Directions.
From the records below, copy out each line that has the word "date".

##### Records to use

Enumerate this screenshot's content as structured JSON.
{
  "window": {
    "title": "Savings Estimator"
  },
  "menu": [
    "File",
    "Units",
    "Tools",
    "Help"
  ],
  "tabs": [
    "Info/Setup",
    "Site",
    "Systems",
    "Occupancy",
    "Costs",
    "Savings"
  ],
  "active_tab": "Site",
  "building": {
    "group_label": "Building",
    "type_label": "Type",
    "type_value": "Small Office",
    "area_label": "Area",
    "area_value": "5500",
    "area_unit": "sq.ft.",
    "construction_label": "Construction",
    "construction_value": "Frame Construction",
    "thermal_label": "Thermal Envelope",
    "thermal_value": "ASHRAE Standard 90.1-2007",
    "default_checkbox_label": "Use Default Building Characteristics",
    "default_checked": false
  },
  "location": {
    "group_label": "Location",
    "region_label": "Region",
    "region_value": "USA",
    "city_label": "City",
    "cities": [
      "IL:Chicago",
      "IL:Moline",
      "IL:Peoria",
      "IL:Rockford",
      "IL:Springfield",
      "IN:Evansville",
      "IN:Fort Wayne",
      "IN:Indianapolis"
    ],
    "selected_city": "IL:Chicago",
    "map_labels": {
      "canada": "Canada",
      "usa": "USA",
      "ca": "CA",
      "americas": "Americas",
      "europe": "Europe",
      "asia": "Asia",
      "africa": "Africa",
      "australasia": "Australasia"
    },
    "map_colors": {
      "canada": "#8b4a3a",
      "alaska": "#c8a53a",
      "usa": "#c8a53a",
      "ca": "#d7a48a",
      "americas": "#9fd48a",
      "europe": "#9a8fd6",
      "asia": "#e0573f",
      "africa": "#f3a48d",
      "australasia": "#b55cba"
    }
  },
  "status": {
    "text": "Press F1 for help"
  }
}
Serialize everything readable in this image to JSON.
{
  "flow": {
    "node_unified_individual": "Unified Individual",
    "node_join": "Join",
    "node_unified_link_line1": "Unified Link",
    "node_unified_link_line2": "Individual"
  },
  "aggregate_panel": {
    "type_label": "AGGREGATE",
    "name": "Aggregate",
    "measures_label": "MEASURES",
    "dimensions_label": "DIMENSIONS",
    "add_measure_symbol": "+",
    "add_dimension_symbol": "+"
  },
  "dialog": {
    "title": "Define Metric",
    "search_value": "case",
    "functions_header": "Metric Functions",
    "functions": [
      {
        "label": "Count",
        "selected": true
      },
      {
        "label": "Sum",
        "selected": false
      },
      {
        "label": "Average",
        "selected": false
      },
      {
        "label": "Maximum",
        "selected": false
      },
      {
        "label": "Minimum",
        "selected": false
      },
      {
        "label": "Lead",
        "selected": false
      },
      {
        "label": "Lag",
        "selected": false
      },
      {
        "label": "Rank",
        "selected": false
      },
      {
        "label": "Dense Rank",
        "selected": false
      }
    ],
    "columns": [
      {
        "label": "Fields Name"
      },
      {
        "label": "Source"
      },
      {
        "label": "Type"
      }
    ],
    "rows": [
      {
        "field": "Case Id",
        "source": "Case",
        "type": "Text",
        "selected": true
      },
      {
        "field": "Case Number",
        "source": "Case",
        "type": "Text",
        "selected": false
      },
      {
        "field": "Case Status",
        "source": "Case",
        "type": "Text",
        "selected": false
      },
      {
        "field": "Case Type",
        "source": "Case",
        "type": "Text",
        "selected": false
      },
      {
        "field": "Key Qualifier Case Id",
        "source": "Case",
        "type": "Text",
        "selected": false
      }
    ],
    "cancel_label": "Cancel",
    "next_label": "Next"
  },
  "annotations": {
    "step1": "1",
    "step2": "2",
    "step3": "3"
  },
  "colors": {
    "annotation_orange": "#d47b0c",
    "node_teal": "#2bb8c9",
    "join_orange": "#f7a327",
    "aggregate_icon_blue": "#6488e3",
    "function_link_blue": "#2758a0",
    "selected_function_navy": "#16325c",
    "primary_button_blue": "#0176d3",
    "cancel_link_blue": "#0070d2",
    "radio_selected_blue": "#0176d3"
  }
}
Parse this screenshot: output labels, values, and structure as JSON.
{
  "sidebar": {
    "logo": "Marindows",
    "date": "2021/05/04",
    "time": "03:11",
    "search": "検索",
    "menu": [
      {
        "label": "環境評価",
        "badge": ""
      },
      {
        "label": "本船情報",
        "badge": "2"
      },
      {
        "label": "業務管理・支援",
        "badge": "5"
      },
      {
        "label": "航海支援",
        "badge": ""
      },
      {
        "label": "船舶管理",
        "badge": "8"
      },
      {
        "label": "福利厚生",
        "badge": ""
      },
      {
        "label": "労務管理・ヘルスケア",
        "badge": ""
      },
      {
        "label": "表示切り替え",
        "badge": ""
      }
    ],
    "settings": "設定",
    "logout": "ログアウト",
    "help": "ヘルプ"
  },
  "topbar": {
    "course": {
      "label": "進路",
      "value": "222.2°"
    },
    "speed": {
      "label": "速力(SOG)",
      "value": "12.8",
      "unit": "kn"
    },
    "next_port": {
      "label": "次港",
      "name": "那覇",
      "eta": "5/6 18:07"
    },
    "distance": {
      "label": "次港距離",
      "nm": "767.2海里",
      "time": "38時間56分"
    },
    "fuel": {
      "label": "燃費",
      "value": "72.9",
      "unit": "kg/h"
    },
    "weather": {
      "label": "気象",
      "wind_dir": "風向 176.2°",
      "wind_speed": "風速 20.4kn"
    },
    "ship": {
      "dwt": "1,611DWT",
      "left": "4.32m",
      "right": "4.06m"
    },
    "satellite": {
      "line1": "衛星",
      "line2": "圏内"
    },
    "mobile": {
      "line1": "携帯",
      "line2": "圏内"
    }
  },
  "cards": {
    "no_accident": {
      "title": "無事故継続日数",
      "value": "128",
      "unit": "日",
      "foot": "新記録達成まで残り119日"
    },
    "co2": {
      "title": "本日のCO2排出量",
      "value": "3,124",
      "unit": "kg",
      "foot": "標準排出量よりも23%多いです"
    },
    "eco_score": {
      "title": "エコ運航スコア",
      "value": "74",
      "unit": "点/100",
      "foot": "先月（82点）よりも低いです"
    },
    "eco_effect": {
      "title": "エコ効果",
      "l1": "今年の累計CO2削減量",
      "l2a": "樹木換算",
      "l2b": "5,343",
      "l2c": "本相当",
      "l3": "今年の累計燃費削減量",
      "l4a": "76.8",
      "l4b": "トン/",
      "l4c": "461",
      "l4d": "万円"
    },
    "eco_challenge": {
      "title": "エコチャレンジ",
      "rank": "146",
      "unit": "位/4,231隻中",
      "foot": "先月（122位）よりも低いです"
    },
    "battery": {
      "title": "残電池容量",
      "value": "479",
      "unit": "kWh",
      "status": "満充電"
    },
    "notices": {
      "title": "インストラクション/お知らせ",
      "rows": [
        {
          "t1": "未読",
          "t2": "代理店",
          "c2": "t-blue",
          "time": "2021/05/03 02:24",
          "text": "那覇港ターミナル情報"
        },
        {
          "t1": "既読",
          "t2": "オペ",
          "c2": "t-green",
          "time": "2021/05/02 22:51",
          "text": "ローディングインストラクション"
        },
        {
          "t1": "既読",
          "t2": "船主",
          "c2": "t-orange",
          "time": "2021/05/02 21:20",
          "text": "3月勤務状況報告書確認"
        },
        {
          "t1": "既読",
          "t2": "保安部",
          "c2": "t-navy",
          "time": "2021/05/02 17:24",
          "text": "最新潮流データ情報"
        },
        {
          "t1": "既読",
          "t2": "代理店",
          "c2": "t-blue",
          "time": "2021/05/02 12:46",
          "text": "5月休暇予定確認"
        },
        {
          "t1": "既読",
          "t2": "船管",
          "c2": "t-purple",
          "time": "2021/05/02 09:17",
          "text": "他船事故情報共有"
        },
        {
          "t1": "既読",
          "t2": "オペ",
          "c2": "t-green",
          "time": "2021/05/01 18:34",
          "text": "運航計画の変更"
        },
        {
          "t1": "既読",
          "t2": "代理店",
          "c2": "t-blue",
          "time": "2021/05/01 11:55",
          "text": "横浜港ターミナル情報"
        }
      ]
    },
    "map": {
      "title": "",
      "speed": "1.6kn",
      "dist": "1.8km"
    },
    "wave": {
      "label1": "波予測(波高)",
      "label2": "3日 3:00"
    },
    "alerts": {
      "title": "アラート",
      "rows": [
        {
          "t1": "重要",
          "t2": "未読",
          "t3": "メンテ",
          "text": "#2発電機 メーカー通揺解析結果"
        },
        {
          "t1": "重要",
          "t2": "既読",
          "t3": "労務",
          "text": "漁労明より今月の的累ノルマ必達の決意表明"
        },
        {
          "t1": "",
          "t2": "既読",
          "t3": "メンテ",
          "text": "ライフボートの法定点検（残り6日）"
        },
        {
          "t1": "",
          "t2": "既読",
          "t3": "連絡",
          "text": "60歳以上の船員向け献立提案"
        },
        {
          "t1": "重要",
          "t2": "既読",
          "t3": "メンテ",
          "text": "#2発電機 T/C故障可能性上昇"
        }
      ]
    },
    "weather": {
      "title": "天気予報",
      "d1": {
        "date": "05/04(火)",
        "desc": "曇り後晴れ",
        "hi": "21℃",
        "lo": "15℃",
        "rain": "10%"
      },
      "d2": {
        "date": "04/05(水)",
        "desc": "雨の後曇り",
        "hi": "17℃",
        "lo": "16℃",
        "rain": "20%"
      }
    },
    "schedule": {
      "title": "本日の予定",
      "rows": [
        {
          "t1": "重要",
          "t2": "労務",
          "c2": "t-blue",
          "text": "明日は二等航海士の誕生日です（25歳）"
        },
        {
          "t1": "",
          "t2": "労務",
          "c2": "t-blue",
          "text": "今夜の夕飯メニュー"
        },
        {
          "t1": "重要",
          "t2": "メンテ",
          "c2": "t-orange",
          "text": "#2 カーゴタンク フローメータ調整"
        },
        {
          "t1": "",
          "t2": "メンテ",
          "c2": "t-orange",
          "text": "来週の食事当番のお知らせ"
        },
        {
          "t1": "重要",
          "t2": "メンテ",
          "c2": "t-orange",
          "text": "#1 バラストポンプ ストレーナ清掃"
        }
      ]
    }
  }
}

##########

The answer.
    "date": "2021/05/04",
        "date": "05/04(火)",
        "date": "04/05(水)",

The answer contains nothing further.